_Requirement_
Could you set down the full listing, unchanged?

━━━━━━

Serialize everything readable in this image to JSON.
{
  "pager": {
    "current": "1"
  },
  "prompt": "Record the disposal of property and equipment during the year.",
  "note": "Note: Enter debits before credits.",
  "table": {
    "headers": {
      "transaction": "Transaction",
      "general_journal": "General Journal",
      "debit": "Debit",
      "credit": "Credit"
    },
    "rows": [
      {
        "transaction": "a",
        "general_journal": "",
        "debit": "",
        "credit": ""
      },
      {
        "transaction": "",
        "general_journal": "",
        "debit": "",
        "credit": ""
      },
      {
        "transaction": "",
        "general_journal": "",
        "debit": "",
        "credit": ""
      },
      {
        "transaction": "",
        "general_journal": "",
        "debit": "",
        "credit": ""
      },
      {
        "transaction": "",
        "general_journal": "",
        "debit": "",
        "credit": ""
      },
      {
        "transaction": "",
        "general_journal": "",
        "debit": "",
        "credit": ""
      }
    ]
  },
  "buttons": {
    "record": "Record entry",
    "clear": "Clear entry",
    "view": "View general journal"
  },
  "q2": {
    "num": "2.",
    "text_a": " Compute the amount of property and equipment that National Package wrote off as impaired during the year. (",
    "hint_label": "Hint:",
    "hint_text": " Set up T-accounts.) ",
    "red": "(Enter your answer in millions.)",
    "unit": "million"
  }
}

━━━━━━

_Result for this task_
Serialize everything readable in this image to JSON.
{
  "pager": {
    "current": "1"
  },
  "prompt": "Record the disposal of property and equipment during the year.",
  "note": "Note: Enter debits before credits.",
  "table": {
    "headers": {
      "transaction": "Transaction",
      "general_journal": "General Journal",
      "debit": "Debit",
      "credit": "Credit"
    },
    "rows": [
      {
        "transaction": "a",
        "general_journal": "",
        "debit": "",
        "credit": ""
      },
      {
        "transaction": "",
        "general_journal": "",
        "debit": "",
        "credit": ""
      },
      {
        "transaction": "",
        "general_journal": "",
        "debit": "",
        "credit": ""
      },
      {
        "transaction": "",
        "general_journal": "",
        "debit": "",
        "credit": ""
      },
      {
        "transaction": "",
        "general_journal": "",
        "debit": "",
        "credit": ""
      },
      {
        "transaction": "",
        "general_journal": "",
        "debit": "",
        "credit": ""
      }
    ]
  },
  "buttons": {
    "record": "Record entry",
    "clear": "Clear entry",
    "view": "View general journal"
  },
  "q2": {
    "num": "2.",
    "text_a": " Compute the amount of property and equipment that National Package wrote off as impaired during the year. (",
    "hint_label": "Hint:",
    "hint_text": " Set up T-accounts.) ",
    "red": "(Enter your answer in millions.)",
    "unit": "million"
  }
}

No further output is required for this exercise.